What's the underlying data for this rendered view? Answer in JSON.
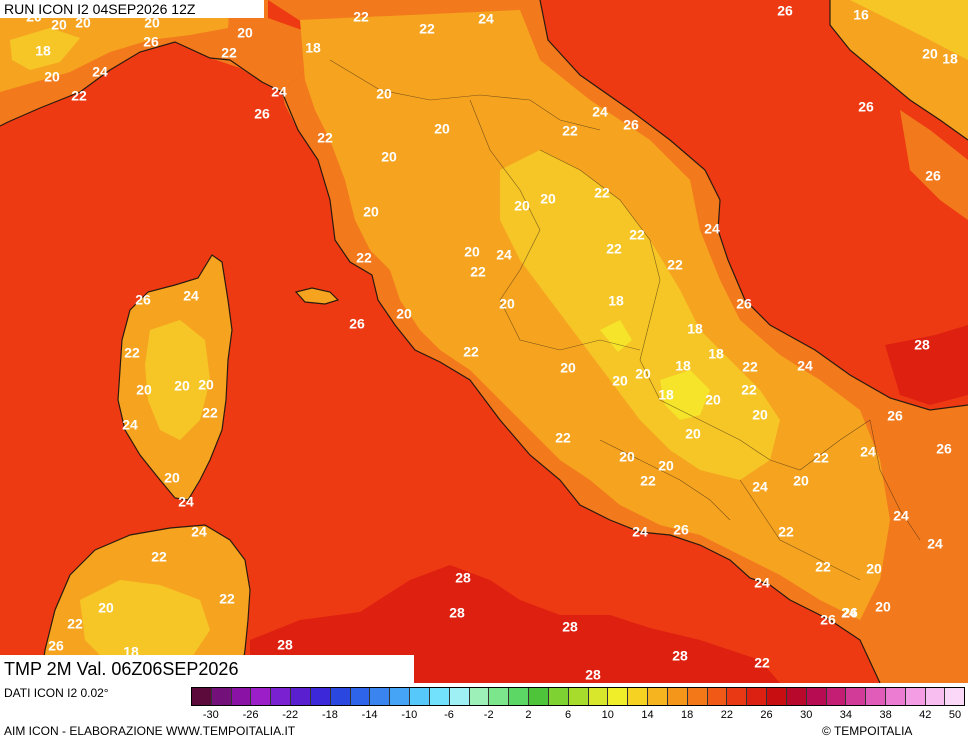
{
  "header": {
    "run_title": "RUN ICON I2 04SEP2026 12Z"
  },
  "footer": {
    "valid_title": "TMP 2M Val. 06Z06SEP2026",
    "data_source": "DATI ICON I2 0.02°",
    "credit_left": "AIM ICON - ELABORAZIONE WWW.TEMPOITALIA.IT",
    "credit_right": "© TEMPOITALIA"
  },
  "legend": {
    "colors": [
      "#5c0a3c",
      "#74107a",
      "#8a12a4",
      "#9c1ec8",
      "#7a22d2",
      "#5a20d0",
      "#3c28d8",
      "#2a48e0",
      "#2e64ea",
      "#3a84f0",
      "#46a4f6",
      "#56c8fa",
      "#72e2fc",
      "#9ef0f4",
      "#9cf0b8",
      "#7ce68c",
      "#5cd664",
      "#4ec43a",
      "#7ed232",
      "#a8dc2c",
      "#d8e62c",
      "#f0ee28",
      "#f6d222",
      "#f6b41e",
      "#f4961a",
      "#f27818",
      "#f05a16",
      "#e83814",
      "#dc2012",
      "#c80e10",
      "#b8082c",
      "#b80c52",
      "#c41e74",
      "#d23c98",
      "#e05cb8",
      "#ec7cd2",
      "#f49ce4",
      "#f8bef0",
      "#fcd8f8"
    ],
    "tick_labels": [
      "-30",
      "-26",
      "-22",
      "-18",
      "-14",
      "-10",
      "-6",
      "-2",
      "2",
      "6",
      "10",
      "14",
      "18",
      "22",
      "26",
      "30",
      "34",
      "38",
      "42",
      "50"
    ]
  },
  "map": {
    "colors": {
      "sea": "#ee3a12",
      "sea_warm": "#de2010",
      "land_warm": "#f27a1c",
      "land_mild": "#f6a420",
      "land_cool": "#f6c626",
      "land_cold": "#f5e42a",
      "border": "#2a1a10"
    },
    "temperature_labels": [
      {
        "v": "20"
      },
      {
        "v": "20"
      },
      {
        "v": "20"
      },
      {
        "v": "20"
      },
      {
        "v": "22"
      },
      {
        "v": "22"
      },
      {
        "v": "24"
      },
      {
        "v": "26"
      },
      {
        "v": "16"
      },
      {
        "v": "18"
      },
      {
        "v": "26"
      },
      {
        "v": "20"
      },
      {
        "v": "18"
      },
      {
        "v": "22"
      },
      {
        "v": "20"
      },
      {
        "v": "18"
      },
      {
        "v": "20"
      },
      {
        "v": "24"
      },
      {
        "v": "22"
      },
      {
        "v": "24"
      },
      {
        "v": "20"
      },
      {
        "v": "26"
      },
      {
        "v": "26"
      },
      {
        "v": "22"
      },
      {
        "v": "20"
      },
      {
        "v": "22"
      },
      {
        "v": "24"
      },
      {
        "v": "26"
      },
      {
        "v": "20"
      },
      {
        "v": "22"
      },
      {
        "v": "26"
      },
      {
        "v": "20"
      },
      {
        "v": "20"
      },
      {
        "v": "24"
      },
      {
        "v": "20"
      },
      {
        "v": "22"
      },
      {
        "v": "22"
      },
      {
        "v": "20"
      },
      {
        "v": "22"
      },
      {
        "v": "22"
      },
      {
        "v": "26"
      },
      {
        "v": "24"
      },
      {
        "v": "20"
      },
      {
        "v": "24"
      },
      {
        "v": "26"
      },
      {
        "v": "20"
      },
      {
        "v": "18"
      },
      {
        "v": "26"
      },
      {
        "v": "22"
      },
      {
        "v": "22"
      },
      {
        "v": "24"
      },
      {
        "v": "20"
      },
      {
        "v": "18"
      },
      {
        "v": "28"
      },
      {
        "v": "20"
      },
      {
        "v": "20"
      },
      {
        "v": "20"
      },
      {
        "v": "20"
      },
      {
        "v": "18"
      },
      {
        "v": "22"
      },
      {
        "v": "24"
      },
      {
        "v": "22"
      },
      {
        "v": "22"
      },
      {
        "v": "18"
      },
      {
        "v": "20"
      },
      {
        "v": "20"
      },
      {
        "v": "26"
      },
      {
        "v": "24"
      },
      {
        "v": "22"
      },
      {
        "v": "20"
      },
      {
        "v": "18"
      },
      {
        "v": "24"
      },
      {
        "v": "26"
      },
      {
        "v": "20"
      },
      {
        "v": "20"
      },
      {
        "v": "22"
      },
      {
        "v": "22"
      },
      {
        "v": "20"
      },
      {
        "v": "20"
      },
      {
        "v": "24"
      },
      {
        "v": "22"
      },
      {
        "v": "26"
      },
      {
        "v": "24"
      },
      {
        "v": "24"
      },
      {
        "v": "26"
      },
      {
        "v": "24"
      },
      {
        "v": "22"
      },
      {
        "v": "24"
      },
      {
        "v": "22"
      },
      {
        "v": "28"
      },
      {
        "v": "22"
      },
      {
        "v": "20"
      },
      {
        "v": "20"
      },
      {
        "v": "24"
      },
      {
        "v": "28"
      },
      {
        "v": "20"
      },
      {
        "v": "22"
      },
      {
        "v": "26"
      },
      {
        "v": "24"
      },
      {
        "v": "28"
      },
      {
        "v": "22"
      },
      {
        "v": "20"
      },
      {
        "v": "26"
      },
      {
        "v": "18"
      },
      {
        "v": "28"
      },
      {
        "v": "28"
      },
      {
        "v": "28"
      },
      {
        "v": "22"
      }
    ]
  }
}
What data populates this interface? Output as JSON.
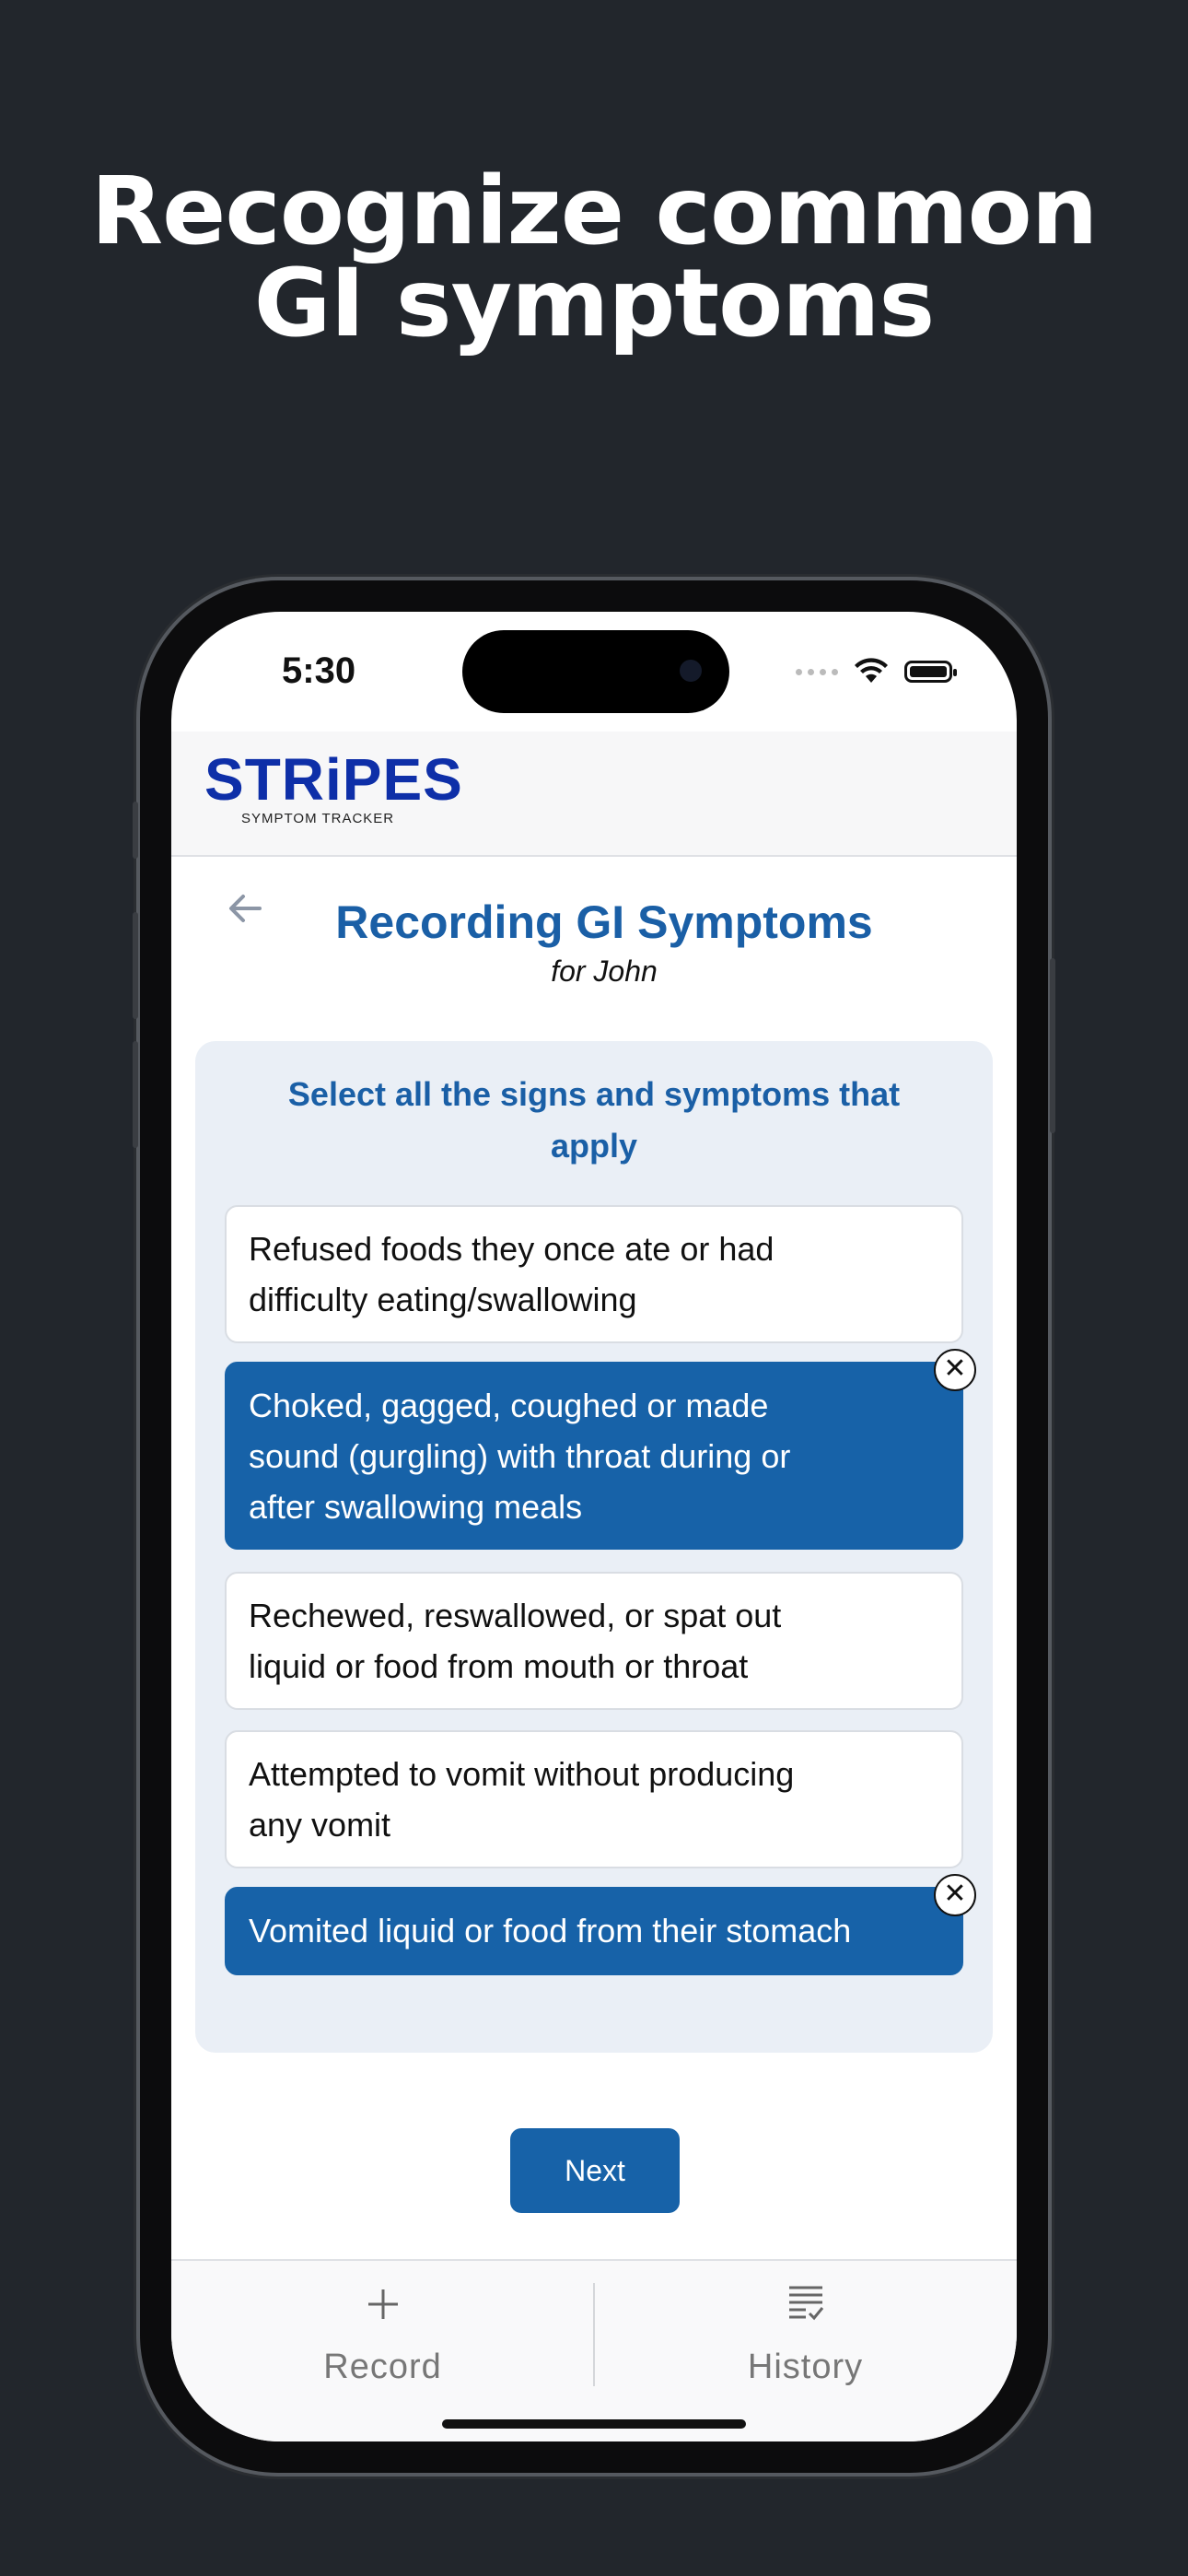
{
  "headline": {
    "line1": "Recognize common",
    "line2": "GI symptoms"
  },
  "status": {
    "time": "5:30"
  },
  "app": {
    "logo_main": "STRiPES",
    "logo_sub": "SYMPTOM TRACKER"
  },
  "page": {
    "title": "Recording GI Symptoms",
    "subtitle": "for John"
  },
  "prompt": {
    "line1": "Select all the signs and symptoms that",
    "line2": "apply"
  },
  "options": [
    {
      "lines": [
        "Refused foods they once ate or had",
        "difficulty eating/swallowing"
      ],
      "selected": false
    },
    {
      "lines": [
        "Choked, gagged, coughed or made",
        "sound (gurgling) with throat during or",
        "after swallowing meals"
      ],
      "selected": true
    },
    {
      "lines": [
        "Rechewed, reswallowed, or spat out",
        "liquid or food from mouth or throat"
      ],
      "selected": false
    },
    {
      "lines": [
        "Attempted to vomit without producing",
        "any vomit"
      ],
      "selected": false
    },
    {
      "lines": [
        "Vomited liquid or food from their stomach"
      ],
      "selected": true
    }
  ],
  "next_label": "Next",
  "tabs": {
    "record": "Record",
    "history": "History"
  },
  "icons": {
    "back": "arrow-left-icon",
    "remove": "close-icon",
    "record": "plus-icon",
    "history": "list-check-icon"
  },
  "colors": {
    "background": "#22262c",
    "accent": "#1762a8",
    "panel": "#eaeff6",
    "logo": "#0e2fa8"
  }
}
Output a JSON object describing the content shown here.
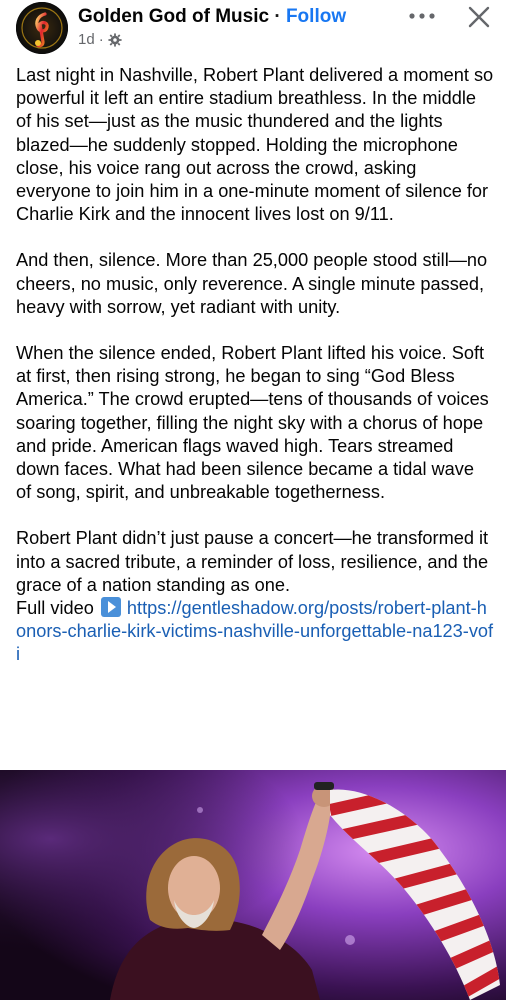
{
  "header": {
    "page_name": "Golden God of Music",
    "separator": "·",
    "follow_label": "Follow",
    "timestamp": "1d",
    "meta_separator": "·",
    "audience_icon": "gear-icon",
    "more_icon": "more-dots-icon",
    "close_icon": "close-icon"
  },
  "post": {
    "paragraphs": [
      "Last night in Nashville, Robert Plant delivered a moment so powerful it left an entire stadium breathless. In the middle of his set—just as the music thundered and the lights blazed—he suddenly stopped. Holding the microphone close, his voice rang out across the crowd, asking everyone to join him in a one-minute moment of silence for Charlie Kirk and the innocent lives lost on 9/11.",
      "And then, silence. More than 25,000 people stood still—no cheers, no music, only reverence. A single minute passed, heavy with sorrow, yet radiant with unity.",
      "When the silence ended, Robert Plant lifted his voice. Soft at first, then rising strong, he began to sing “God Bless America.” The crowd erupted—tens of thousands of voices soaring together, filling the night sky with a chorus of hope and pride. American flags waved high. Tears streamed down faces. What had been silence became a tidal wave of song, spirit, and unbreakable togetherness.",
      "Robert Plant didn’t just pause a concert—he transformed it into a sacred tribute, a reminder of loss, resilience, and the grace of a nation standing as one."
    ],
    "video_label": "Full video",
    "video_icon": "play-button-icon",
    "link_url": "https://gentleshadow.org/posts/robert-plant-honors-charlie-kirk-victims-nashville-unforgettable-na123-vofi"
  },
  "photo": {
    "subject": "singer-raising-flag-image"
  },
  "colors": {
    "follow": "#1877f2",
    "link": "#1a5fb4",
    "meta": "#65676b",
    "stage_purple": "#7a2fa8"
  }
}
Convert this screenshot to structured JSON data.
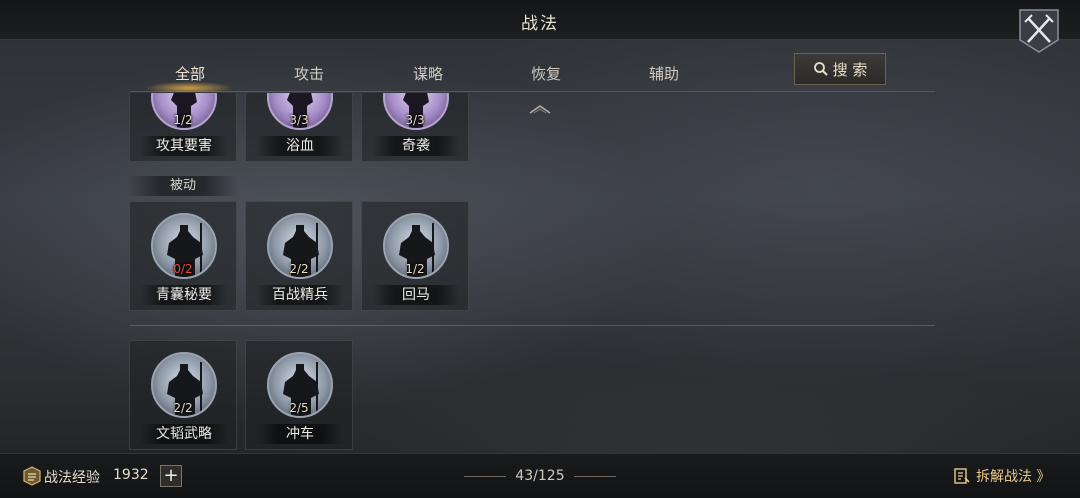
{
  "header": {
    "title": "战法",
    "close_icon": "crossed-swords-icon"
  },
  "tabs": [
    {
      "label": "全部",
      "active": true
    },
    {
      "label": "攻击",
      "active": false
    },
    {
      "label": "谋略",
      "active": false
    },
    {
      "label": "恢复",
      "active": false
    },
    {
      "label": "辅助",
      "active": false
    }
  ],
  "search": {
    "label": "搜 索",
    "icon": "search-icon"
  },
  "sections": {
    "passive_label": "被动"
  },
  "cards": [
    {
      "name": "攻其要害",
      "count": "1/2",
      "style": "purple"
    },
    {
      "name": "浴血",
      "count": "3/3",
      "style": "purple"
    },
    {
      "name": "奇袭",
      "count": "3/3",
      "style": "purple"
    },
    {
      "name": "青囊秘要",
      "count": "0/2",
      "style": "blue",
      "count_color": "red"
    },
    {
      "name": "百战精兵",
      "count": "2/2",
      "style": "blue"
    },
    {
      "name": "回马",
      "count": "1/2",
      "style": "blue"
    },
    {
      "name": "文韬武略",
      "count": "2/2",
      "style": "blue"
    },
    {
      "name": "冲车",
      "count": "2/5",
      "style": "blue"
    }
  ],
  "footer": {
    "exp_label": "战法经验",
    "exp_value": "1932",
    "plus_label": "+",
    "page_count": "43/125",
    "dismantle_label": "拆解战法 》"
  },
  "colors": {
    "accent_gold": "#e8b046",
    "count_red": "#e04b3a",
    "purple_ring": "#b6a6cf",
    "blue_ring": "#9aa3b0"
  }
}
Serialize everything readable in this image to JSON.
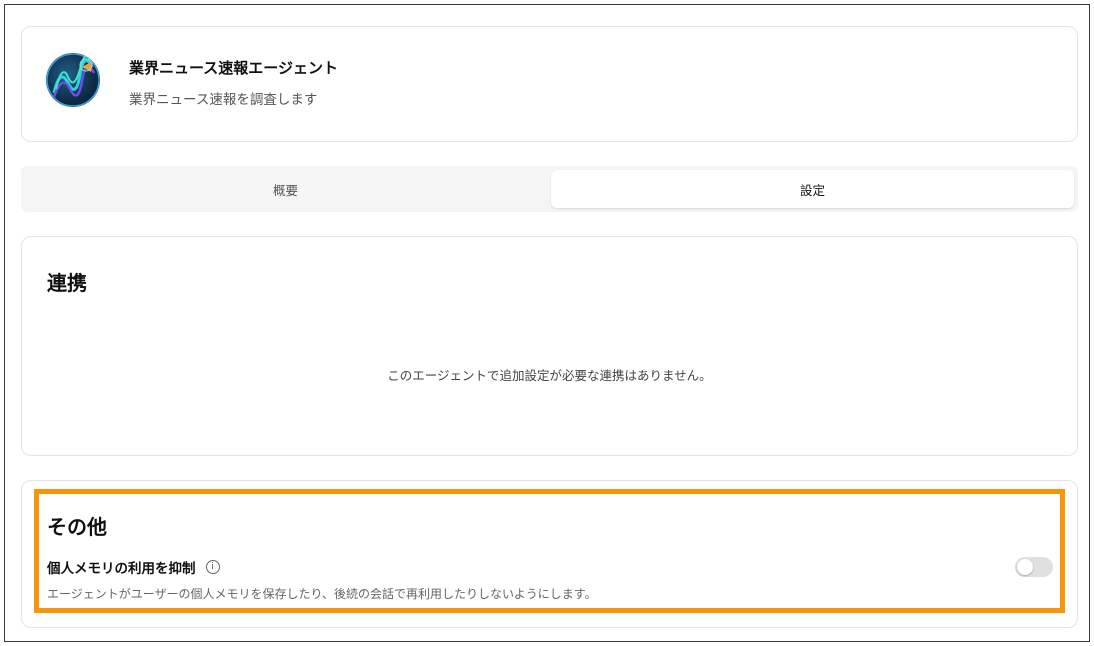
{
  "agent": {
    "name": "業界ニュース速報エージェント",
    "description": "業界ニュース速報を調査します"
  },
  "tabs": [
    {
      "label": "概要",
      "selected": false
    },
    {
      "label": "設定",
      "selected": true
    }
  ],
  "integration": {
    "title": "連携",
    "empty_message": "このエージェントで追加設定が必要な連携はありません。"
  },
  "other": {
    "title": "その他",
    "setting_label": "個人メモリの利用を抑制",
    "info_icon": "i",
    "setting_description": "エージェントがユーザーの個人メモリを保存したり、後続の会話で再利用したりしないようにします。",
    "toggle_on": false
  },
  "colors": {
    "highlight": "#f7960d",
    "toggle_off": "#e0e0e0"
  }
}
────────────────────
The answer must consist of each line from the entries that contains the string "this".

What's the underlying data for this rendered view? Answer in JSON.
What data populates this interface? Output as JSON.
Convert this screenshot to structured JSON data.
Serialize everything readable in this image to JSON.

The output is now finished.